Element data from apps and pages:
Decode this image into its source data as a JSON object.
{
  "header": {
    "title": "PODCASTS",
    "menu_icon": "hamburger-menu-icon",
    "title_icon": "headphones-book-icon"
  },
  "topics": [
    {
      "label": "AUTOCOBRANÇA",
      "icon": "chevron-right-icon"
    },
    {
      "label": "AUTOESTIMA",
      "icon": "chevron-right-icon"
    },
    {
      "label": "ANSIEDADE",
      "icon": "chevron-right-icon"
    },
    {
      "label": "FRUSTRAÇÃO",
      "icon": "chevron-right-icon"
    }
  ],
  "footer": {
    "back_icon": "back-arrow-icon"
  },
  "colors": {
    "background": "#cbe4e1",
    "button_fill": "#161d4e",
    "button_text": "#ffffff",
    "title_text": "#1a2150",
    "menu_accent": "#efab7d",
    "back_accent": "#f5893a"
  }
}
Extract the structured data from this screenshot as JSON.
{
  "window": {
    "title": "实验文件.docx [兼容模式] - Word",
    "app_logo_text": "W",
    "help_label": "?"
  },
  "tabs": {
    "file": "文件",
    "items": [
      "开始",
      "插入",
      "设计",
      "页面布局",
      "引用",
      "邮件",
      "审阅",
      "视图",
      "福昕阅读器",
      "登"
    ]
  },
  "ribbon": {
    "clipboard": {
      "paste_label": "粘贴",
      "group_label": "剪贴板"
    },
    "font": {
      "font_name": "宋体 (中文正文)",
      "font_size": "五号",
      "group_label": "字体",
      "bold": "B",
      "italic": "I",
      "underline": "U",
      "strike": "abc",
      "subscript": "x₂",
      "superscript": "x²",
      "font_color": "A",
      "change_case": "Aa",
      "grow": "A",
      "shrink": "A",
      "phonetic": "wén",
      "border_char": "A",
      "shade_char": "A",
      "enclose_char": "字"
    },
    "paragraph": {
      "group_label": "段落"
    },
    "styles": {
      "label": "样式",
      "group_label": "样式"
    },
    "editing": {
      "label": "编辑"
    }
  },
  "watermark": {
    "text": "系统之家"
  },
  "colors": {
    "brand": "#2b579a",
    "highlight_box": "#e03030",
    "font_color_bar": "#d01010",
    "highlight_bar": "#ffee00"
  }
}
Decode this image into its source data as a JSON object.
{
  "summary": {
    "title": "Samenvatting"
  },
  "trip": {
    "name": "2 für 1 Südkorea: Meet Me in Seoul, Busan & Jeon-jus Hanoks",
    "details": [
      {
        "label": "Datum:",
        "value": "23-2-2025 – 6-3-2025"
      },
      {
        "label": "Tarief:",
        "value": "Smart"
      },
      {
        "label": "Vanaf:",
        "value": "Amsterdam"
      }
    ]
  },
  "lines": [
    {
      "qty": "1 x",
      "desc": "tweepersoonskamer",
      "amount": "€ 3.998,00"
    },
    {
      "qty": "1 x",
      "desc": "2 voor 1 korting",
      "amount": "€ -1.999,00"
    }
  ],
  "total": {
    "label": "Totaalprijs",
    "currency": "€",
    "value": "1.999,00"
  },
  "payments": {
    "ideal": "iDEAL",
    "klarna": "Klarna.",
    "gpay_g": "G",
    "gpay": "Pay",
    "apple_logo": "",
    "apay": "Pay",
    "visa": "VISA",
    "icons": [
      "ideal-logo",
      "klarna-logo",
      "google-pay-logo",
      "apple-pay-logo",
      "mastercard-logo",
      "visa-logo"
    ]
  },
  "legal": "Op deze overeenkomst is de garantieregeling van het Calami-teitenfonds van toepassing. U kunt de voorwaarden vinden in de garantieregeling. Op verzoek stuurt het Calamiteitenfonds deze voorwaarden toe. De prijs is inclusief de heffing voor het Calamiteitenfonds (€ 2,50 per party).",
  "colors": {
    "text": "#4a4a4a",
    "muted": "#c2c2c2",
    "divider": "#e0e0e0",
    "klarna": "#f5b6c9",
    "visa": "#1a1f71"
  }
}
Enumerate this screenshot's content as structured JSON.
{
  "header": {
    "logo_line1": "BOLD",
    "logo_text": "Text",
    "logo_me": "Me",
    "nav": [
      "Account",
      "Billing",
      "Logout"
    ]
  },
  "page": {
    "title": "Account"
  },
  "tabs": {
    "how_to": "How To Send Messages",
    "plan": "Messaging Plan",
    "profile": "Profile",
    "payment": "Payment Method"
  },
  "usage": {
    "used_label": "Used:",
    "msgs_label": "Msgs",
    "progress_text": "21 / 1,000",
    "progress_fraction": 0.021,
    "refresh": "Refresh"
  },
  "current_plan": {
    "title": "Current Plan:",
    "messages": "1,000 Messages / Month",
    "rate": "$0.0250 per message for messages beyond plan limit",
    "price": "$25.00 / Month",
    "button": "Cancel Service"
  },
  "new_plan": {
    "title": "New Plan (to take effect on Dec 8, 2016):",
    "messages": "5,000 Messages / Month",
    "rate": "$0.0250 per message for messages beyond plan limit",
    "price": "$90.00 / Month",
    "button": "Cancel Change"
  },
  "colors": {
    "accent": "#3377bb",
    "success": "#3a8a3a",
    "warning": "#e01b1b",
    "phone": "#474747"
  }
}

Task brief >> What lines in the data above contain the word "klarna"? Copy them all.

Problem solution >>
    "klarna": "Klarna.",
      "klarna-logo",
    "klarna": "#f5b6c9",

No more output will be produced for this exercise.